Effective date: 20010816
Owner name: WILLIAM CARTER COMPANY, THE SUITE 400 1590 ADAMSON
Free format text: RELEASE AND REASSIGNMENT;ASSIGNOR:BANK ONE, NA, SUCCESOR BY MEGER TO BANK ONE TEXAS, NATIONAL ASSOCIATION /AR;REEL/FRAME:011944/0268
Dec 20, 1991ASAssignment
Owner name: BANK OF NEW YORK, THE A NEW YORK BANKING CORP.
Free format text: SECURITY INTEREST;ASSIGNOR:WILLIAM CARTER COMPANY, THE A CORP. OF MASSACHUSETTS;REEL/FRAME:005947/0923
Effective date: 19911205
Dec 20, 1991AS06Security interest
Owner name: BANK OF NEW YORK, THE A NEW YORK BANKING CORP.
Effective date: 19911205
Owner name: WILLIAM CARTER COMPANY, THE A CORP. OF MASSACHUSET
Mar 1, 1991AS06Security interest
Owner name: BANK OF NEW YORK, THE
Effective date: 19900330
Owner name: WILLIAM CARTER COMPANY, THE
Mar 1, 1991ASAssignment
Owner name: BANK OF NEW YORK, THE
Free format text: SECURITY INTEREST;ASSIGNOR:WILLIAM CARTER COMPANY, THE;REEL/FRAME:005612/0854
Effective date: 19900330
Jul 1, 1988AS06Security interest
Owner name: MBANK DALLAS, NATIONAL ASSOCIATION
Effective date: 19880630
Owner name: WILLIAM CARTER COMPANY, THE, A MA CORP.
Jul 1, 1988ASAssignment
Owner name: MBANK DALLAS, NATIONAL ASSOCIATION

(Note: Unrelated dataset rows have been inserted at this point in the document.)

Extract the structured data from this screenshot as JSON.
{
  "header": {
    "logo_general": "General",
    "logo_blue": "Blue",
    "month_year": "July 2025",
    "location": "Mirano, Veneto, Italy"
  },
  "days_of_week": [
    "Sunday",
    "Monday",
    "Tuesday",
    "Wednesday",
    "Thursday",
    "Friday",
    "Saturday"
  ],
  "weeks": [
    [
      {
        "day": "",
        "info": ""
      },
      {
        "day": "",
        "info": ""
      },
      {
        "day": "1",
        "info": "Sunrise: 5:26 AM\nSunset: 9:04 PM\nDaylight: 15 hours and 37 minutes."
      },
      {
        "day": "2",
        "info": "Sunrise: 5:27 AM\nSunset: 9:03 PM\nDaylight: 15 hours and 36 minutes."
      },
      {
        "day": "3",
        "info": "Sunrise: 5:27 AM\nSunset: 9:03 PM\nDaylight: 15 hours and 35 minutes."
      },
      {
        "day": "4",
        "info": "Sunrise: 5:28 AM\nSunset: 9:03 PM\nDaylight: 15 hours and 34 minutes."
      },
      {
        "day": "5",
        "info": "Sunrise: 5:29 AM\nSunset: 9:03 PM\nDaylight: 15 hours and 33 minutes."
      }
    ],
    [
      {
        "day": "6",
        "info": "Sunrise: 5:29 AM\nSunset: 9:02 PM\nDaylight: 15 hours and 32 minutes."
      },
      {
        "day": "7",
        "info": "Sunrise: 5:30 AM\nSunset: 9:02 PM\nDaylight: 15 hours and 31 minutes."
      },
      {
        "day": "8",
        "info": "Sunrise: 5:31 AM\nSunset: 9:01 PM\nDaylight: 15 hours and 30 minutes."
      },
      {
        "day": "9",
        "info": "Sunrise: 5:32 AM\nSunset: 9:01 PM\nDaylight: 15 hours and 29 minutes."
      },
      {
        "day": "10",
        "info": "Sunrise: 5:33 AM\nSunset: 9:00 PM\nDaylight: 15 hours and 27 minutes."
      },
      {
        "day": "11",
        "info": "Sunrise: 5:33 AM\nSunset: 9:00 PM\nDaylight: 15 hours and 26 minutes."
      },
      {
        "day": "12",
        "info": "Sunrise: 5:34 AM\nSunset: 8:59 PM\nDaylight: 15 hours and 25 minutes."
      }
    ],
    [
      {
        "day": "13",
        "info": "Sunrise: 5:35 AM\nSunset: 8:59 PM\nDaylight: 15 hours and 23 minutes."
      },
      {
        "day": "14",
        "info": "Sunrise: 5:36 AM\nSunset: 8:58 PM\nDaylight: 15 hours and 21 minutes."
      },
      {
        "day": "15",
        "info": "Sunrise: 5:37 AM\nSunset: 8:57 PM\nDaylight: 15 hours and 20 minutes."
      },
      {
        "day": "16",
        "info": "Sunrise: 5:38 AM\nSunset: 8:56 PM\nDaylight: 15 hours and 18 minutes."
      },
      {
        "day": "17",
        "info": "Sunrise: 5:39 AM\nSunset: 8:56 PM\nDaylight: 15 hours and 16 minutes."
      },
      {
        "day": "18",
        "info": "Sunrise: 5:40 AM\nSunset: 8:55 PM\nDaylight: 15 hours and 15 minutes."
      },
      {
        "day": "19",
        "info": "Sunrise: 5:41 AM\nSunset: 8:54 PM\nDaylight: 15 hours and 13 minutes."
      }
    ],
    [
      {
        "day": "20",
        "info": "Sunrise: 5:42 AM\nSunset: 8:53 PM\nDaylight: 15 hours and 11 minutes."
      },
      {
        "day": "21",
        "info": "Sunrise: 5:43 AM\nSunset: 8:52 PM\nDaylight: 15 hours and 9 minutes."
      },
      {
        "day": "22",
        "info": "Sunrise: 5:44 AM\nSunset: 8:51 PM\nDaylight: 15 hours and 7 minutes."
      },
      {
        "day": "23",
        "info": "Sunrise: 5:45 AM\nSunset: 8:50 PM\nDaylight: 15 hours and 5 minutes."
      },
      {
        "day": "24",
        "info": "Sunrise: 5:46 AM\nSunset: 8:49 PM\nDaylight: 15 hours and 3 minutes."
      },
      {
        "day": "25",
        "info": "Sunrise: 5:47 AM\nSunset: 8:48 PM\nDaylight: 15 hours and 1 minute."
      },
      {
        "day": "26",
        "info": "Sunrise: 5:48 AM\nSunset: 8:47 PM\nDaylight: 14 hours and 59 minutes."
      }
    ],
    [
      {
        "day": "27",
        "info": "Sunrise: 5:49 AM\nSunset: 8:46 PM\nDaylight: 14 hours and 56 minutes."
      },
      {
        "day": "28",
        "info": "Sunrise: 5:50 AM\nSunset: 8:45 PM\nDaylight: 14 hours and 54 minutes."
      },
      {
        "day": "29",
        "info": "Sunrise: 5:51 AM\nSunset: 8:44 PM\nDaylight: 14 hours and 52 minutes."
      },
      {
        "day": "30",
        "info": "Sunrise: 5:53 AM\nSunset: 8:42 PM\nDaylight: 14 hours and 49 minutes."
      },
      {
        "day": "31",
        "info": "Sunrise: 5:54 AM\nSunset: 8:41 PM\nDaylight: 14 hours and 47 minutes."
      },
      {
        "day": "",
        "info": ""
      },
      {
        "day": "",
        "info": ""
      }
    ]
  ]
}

Free format text: SECURITY INTEREST;ASSIGNOR:WILLIAM CARTER COMPANY, THE, A MA CORP.;REEL/FRAME:004919/0255
Effective date: 19880630